:: RECORDS SHOWN

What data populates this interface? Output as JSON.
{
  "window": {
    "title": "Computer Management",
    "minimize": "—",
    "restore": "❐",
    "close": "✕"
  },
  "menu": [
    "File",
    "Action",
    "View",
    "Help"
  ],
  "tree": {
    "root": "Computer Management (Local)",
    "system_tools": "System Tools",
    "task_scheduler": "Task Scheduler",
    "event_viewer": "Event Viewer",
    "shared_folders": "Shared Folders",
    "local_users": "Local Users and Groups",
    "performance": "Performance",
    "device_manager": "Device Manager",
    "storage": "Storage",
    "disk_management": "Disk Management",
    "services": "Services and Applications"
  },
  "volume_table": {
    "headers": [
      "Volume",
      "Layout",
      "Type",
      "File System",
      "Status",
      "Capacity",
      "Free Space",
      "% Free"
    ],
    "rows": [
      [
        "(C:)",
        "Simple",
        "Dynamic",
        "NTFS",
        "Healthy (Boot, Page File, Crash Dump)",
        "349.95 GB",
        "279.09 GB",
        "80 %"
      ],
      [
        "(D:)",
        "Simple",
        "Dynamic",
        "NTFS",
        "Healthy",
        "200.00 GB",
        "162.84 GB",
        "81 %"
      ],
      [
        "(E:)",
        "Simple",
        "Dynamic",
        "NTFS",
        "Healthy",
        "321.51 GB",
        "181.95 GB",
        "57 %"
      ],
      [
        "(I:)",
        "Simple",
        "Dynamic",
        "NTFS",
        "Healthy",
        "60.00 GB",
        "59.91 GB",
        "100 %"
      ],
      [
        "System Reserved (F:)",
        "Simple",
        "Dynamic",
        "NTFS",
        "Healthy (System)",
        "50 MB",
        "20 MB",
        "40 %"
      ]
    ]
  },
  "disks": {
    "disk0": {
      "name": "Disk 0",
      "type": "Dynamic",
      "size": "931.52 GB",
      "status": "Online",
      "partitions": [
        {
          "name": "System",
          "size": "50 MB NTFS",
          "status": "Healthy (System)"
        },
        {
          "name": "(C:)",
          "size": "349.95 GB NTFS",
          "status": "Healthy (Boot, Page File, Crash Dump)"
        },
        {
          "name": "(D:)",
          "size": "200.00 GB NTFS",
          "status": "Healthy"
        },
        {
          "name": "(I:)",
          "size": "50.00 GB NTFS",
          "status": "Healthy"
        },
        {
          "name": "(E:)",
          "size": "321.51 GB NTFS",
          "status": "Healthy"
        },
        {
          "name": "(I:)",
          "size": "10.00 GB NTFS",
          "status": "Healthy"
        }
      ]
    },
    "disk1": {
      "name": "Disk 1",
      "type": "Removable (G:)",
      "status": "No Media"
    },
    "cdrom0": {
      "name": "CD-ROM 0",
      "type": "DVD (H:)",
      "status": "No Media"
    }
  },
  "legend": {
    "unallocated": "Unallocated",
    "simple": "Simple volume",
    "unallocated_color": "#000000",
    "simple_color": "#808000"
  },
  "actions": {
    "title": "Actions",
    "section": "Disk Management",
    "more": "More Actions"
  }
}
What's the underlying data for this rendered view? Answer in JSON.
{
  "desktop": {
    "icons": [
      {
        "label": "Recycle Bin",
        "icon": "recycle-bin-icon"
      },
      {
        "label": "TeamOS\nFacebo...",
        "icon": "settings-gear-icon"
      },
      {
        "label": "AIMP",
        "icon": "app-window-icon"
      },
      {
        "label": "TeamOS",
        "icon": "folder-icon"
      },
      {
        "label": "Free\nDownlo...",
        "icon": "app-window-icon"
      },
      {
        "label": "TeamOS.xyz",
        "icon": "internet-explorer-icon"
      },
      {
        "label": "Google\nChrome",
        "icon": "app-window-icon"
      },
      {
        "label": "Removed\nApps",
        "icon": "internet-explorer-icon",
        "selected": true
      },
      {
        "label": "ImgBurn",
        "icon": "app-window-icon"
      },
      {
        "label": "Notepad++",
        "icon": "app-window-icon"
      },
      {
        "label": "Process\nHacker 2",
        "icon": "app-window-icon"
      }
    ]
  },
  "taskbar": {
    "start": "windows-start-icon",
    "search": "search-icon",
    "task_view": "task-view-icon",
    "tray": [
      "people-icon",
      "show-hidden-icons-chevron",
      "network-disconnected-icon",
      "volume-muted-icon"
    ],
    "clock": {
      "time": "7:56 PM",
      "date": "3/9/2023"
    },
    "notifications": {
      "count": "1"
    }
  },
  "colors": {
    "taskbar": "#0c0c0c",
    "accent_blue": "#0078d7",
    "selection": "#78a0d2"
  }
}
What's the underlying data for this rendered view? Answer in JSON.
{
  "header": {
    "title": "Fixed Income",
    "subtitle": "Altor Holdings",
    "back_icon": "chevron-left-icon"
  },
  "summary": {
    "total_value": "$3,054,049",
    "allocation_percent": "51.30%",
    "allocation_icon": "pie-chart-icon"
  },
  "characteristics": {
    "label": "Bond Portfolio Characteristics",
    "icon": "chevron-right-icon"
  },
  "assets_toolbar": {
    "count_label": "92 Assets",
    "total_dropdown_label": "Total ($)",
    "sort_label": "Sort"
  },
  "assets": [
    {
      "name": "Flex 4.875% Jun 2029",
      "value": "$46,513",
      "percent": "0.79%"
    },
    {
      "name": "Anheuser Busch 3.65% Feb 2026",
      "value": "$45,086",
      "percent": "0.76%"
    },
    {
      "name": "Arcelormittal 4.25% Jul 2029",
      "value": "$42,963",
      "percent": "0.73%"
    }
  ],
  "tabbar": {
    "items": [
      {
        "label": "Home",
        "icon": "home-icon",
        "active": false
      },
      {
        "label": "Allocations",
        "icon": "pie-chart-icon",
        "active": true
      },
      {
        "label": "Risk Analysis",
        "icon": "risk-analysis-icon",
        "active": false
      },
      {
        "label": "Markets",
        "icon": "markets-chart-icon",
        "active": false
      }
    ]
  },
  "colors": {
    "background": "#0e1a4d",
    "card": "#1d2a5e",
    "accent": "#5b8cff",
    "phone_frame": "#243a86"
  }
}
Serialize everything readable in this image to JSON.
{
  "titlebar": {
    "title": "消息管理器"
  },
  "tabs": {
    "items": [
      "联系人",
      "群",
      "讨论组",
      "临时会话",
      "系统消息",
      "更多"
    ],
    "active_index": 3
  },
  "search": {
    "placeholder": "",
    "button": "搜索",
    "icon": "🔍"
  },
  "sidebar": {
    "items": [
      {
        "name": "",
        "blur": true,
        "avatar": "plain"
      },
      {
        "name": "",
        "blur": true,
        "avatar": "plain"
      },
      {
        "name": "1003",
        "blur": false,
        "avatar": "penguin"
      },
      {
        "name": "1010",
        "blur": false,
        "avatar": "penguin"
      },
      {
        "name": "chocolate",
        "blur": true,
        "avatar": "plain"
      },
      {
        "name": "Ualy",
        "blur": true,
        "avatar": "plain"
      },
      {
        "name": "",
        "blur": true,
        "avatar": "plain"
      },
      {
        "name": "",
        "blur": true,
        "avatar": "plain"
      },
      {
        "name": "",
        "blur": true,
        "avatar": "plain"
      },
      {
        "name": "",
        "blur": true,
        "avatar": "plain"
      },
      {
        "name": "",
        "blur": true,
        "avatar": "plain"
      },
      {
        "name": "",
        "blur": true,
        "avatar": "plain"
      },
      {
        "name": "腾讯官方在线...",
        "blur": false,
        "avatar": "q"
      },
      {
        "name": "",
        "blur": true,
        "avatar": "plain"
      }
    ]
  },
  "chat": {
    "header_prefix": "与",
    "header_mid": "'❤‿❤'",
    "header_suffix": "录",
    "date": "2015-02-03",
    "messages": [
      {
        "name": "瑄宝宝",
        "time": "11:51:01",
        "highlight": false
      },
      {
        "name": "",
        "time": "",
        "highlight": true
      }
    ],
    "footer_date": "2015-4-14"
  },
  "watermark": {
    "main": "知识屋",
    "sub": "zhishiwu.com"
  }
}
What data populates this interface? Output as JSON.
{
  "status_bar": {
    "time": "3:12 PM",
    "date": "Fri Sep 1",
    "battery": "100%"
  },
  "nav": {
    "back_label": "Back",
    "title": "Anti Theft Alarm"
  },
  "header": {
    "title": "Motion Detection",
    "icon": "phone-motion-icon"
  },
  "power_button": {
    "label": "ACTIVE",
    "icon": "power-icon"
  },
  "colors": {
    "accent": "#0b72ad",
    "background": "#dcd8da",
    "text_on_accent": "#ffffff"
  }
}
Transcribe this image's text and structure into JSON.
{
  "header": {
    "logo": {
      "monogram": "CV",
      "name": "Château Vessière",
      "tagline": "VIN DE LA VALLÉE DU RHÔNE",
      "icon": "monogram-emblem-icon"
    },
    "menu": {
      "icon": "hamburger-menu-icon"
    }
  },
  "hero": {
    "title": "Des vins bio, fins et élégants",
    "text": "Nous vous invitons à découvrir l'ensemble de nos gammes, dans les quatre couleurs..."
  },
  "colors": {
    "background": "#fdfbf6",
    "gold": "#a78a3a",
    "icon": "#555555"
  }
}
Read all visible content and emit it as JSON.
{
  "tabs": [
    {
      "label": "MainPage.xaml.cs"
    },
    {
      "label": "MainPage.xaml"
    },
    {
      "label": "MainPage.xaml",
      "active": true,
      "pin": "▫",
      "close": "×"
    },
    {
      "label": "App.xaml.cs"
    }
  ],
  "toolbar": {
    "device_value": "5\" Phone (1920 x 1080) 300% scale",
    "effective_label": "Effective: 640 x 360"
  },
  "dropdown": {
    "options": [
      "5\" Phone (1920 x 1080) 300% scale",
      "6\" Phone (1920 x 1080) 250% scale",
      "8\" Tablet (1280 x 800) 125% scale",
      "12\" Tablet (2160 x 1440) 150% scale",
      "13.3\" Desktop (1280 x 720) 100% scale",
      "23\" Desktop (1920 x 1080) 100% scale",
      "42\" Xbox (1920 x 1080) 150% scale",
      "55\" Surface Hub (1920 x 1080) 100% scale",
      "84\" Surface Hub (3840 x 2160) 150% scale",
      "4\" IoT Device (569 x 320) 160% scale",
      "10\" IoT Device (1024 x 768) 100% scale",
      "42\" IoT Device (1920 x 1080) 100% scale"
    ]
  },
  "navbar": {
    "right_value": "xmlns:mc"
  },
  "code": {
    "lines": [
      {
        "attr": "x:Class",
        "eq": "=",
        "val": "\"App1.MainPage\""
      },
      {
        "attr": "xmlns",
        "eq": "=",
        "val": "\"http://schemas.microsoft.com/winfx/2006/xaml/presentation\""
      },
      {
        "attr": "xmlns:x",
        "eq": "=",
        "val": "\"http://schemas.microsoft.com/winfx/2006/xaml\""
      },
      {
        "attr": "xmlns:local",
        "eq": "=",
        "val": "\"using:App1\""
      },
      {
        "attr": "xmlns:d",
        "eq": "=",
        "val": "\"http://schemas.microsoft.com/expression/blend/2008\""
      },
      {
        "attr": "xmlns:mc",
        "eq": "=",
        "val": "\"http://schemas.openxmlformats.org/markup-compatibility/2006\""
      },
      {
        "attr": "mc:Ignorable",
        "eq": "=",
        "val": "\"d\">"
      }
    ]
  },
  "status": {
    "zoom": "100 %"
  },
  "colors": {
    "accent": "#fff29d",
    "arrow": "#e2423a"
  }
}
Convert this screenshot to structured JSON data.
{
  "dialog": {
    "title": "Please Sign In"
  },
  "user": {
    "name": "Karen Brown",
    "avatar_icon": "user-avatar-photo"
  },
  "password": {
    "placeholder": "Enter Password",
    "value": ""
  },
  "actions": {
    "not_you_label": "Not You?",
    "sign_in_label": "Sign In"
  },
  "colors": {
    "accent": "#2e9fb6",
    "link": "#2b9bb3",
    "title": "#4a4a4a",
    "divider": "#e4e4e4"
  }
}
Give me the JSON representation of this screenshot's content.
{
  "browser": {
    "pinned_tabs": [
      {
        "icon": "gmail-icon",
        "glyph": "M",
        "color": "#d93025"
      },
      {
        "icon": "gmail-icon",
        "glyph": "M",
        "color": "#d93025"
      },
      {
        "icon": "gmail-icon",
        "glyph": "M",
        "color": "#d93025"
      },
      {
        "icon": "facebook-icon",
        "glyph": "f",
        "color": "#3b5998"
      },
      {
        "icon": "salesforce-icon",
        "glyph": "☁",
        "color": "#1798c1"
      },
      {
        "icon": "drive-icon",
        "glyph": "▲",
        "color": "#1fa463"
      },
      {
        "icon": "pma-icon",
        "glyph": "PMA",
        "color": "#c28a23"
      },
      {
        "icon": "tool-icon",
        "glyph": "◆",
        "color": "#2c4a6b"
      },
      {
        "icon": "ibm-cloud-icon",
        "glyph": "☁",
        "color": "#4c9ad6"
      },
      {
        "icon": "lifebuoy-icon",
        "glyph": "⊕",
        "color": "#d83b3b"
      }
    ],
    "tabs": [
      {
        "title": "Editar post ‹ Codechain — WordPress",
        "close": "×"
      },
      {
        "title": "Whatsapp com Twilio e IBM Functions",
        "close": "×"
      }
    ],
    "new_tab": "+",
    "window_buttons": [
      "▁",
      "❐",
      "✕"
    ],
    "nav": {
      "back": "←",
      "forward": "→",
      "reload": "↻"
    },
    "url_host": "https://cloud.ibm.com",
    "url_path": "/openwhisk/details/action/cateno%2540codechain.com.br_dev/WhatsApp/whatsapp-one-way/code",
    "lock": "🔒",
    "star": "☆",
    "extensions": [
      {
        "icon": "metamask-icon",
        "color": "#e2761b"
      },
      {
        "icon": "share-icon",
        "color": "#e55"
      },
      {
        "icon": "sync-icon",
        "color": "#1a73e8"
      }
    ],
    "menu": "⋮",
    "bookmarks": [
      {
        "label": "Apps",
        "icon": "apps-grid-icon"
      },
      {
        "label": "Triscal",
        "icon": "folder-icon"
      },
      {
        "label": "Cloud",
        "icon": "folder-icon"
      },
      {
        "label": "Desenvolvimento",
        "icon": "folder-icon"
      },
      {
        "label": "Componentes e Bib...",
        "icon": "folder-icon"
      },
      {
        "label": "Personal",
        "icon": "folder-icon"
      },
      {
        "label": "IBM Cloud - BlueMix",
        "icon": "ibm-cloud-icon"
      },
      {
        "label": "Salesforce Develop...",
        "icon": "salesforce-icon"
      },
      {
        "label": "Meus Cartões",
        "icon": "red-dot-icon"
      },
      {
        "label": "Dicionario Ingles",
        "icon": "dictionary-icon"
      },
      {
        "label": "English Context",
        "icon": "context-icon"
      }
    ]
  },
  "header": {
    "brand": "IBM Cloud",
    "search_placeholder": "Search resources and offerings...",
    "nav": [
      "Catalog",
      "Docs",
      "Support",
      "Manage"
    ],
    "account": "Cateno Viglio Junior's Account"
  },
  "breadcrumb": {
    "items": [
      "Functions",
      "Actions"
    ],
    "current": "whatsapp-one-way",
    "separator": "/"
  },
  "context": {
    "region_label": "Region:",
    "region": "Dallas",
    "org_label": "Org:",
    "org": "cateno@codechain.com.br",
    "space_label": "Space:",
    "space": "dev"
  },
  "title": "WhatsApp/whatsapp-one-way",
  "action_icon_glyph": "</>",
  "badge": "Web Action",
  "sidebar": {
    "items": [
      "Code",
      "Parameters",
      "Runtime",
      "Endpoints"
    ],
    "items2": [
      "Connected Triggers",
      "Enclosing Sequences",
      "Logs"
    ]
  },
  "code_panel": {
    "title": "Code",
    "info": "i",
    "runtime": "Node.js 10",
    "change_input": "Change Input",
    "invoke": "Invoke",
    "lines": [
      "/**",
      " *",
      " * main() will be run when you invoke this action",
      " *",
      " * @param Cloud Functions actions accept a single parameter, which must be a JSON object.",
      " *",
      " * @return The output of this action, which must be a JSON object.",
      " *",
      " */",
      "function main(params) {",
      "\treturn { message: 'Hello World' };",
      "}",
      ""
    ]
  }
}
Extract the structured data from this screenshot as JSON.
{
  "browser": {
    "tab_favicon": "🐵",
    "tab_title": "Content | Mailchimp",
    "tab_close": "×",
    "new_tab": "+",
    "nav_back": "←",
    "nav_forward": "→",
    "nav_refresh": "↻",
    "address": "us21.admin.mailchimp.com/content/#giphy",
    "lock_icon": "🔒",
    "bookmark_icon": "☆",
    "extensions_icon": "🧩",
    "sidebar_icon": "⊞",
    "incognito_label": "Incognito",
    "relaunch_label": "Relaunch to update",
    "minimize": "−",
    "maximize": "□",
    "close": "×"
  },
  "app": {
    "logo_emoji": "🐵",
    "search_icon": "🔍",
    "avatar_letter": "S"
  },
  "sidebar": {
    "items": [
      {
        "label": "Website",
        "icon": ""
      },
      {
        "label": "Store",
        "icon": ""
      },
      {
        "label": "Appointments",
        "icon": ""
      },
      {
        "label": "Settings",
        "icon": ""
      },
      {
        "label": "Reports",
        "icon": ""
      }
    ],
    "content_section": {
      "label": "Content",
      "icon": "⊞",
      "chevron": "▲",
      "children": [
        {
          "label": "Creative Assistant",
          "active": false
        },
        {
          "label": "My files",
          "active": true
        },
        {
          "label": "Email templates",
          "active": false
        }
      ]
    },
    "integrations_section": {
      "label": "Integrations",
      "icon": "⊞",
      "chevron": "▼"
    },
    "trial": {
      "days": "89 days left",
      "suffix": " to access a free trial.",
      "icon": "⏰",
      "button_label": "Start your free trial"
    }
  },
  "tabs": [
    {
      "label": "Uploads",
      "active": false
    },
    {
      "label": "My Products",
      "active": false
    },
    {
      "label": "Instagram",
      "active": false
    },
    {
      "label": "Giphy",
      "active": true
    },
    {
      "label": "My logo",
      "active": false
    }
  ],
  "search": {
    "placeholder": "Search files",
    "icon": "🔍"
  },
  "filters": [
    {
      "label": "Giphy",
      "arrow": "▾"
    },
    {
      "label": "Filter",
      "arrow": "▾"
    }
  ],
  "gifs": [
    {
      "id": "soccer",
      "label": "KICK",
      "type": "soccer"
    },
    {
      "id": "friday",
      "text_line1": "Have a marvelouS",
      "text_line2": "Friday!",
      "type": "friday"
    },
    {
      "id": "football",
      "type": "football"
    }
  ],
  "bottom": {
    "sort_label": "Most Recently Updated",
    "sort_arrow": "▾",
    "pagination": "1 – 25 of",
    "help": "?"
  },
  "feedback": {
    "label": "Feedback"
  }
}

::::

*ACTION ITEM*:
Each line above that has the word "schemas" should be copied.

*ANSWER TO THIS PROBLEM*:
        "val": "\"http://schemas.microsoft.com/winfx/2006/xaml/presentation\""
        "val": "\"http://schemas.microsoft.com/winfx/2006/xaml\""
        "val": "\"http://schemas.microsoft.com/expression/blend/2008\""
        "val": "\"http://schemas.openxmlformats.org/markup-compatibility/2006\""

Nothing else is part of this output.